UD researchers explored from the depths of the ocean to outer space, and an ahead-of-its-time technology developed at UD was recognized in 2021 for powering the Next Big Thing. Other significant research projects and grants to UD will drive progress in a wide variety of fields, including early childhood education, climate change, musculoskeletal health, biofuels, advanced materials — even the fascinating potential of mussels, worms and more worms.
Students re-energized campus life
The UD campus without UD students is just a pretty place, so the return of Blue Hens en masse was a welcome change in 2021.
And while still following the necessary health precautions, students found ways to make the most of their time together, from singing a capella to dancing zumba. Students also now have the Wellbeing Center at Warner Hall, which consolidates and expands a variety of services in one place on the South Green. For the 20th anniversary of the 9/11 terrorist attacks, students joined others to share messages of remembrance and hope in a ceremony and ribbon display on The Green.
Also reviving campus culture were multiple distinguished guests, including 27 ambassadors from the European Union, the Grandmother of Juneteenth, prominent historians, an entertainment mogul and even the Cake Boss.
Justice and equity advance
The University also took meaningful steps to continue building a more diverse, inclusive and equitable community in 2021.
Students led or participated in several efforts, including a new social justice peer education program, a training program to improve healthcare delivery, a mentoring outreach to draw Latinx students to UD and an initiative to nurture an antiracist culture on campus and beyond.

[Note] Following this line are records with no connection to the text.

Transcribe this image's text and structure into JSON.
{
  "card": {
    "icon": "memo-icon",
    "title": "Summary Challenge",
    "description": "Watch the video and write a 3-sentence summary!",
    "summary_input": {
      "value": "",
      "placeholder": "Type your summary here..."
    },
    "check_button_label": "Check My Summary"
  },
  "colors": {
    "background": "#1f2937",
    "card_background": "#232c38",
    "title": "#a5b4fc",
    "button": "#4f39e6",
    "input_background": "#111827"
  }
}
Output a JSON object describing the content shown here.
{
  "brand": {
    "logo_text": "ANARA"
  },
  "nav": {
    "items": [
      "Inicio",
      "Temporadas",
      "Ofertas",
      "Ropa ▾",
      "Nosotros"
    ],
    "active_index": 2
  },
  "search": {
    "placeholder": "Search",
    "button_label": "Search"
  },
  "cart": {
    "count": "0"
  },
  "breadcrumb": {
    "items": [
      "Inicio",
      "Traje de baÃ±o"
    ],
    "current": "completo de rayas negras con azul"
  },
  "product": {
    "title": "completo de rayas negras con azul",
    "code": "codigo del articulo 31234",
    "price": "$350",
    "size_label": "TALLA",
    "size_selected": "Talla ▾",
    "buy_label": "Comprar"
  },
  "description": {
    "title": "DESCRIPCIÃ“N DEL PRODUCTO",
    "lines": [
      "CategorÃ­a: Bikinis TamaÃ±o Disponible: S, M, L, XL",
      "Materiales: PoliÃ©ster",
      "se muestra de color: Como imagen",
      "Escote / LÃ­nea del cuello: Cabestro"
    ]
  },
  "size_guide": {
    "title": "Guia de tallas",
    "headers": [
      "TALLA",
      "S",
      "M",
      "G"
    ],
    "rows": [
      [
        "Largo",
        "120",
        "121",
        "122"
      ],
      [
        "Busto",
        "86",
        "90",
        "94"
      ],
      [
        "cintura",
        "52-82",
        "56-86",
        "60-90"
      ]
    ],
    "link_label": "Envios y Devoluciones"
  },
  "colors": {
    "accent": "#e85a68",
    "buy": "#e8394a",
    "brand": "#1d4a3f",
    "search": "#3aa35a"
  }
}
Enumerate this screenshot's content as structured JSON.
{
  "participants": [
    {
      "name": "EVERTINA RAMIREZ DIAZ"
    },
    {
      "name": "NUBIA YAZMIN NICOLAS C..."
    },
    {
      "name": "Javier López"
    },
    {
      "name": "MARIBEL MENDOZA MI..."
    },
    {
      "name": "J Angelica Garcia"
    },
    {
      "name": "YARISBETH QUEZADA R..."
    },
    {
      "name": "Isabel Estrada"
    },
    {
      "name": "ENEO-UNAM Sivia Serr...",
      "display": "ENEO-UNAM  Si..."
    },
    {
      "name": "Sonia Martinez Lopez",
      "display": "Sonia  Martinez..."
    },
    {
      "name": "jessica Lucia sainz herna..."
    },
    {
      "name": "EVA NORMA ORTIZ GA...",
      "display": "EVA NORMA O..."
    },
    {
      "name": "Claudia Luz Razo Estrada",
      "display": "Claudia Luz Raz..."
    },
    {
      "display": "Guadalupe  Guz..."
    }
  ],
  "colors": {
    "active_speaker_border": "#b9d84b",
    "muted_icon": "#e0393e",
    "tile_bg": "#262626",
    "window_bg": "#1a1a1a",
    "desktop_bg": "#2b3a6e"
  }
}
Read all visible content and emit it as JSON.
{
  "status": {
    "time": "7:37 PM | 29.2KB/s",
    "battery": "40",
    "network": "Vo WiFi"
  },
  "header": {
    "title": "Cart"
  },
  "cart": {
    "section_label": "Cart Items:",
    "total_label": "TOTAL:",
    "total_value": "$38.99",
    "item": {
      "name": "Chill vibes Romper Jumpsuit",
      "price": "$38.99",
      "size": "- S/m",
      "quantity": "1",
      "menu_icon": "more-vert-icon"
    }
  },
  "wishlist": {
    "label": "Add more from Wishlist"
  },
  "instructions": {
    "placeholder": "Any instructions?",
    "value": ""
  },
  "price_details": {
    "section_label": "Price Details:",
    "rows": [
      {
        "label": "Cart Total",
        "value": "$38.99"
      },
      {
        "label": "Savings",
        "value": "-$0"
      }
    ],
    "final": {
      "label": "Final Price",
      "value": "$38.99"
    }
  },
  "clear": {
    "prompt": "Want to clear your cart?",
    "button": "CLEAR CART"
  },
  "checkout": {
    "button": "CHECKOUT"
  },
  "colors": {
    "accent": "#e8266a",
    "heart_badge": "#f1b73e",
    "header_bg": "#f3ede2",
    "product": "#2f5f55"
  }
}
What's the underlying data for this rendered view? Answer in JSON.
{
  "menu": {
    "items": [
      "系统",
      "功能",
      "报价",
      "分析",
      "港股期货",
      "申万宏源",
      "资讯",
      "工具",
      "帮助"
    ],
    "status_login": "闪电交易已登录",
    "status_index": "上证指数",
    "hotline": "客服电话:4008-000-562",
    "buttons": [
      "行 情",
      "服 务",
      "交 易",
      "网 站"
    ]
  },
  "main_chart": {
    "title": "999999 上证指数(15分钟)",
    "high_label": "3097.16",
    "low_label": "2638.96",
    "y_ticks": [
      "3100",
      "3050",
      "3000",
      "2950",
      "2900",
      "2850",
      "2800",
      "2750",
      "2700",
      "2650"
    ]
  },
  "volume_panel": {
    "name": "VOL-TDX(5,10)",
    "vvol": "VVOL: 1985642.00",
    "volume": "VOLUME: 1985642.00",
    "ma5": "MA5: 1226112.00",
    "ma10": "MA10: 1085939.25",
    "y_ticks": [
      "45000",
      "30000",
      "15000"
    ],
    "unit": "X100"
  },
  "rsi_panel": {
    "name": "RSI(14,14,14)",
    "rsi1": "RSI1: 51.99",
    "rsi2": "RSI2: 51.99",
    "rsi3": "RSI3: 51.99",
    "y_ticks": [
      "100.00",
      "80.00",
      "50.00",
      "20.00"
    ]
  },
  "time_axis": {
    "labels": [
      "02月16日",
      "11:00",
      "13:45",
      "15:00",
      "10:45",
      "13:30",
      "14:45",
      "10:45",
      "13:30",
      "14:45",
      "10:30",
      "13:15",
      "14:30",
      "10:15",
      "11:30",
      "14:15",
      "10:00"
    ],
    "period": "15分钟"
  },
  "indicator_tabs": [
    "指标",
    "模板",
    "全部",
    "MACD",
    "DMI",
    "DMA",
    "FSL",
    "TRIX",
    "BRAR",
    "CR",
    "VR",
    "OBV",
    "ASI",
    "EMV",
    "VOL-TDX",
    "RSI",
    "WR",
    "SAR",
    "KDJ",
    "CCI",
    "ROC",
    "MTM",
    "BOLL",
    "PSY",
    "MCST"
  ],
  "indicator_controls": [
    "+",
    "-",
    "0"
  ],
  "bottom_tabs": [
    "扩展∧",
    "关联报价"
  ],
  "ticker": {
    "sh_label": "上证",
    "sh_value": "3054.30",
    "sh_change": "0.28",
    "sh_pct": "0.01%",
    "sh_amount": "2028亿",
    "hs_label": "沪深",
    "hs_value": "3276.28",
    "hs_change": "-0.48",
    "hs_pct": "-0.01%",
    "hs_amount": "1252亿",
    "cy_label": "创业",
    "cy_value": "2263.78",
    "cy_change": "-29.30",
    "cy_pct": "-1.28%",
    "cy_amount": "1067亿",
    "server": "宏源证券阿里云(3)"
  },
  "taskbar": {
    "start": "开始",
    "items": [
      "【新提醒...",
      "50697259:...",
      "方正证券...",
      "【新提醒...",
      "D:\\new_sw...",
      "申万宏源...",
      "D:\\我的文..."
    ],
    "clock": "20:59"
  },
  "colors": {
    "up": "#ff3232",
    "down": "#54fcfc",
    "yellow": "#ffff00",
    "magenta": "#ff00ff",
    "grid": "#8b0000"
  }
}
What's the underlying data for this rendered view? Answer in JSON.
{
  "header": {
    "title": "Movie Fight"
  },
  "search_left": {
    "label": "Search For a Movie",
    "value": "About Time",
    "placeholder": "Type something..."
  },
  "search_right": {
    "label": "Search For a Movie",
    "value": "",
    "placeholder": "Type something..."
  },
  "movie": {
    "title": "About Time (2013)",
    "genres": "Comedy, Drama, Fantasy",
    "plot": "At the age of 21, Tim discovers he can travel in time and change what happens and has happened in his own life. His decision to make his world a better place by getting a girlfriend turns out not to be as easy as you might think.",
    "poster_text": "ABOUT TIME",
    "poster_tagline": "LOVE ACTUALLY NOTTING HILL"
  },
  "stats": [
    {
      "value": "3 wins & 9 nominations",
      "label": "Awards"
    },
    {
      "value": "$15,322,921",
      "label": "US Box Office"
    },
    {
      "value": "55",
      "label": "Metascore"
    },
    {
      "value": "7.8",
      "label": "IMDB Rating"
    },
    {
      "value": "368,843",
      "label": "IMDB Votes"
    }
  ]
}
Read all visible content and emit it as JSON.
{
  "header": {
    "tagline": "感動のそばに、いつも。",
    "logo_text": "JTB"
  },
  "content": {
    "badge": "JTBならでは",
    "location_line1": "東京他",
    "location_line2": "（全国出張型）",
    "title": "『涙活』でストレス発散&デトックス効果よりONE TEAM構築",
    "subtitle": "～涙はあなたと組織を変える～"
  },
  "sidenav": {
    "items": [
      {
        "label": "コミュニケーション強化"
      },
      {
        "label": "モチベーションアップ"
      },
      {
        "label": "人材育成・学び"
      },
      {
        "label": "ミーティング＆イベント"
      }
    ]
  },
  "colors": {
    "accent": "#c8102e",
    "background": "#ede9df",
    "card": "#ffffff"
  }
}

Students also helped develop the new Interfaith Meditation and Prayer Room in Trabant University Center and pushed to bring gender-based violence out of the shadows so it can be confronted and eliminated. The entire UD community — including alumni and friends around the world — came together to help rebuild the Chabad House after last year’s devastating fire.
Those grassroots efforts were accompanied by broader commitments, including the creation of a new administrative structure and leader to advance diversity, an institutional partnership to confront the legacy of slavery and research to enable frank conversations about race.
Looking ahead to 2022
Clearly, 2021 was an eventful year, and 2022 promises plenty of excitement, too, with even greater achievements and progress by UD’s students, faculty, staff and alumni.
No matter what the new year brings, remember these two important facts: First, we can get UDairy Creamery ice cream on Main Street now, and second, those noisy Brood X cicadas won’t be back until 2038.